About this exercise:
Each line of the records must appear in your answer exactly, with no pictures.

====

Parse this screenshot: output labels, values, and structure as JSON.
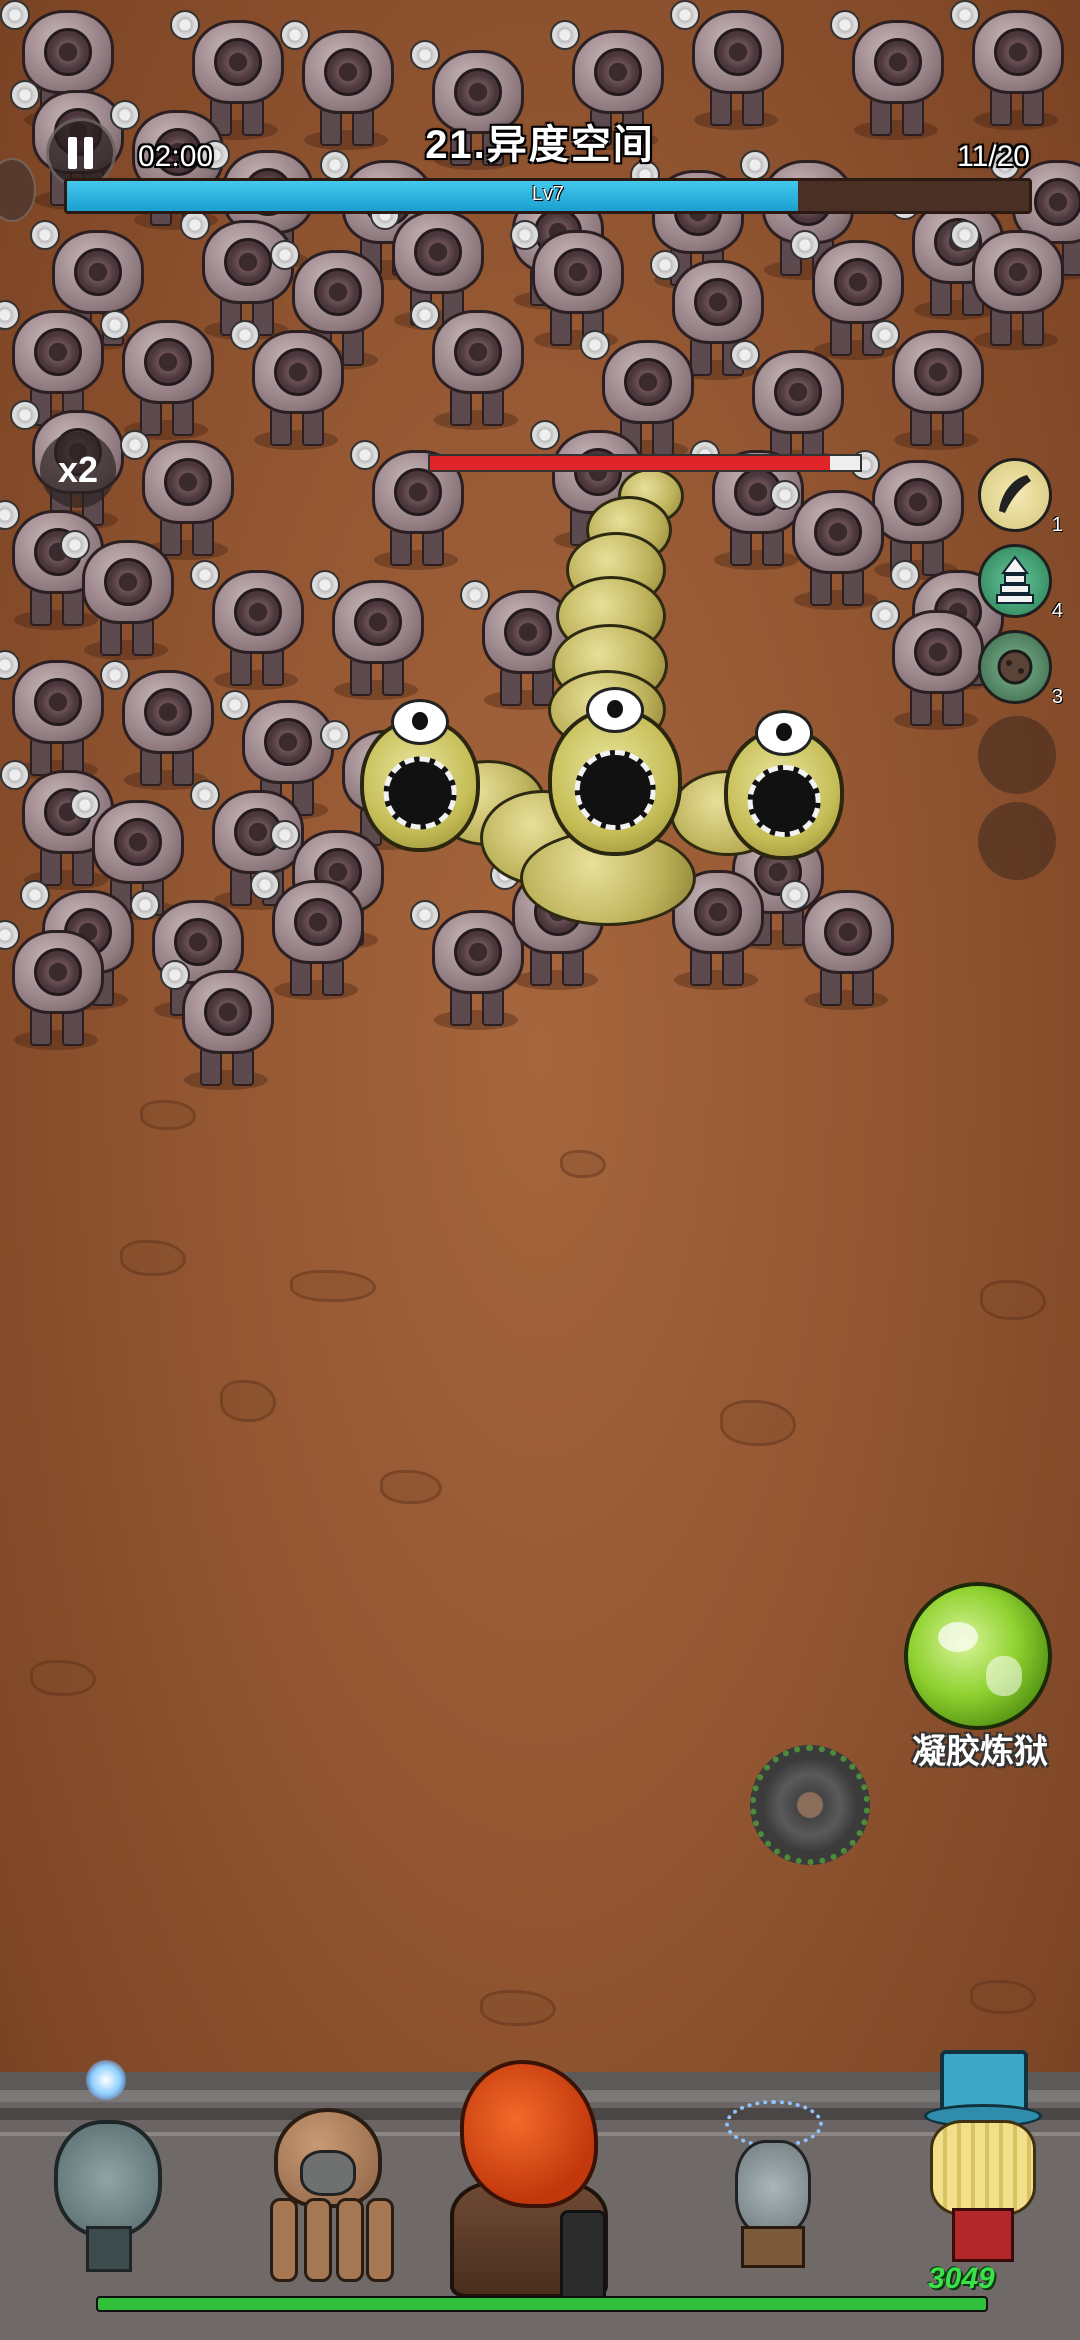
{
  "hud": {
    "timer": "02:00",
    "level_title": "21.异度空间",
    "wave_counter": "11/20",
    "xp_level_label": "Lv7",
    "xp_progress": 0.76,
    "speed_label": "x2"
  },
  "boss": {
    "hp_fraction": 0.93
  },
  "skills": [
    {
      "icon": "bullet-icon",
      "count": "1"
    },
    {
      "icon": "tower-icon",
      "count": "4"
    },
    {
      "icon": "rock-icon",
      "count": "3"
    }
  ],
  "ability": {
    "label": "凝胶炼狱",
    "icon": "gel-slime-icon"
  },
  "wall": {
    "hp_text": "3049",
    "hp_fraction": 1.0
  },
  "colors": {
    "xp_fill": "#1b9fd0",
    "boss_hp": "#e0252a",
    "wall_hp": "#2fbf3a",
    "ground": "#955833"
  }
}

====

Answer space:
Parse this screenshot: output labels, values, and structure as JSON.
{
  "hud": {
    "timer": "02:00",
    "level_title": "21.异度空间",
    "wave_counter": "11/20",
    "xp_level_label": "Lv7",
    "xp_progress": 0.76,
    "speed_label": "x2"
  },
  "boss": {
    "hp_fraction": 0.93
  },
  "skills": [
    {
      "icon": "bullet-icon",
      "count": "1"
    },
    {
      "icon": "tower-icon",
      "count": "4"
    },
    {
      "icon": "rock-icon",
      "count": "3"
    }
  ],
  "ability": {
    "label": "凝胶炼狱",
    "icon": "gel-slime-icon"
  },
  "wall": {
    "hp_text": "3049",
    "hp_fraction": 1.0
  },
  "colors": {
    "xp_fill": "#1b9fd0",
    "boss_hp": "#e0252a",
    "wall_hp": "#2fbf3a",
    "ground": "#955833"
  }
}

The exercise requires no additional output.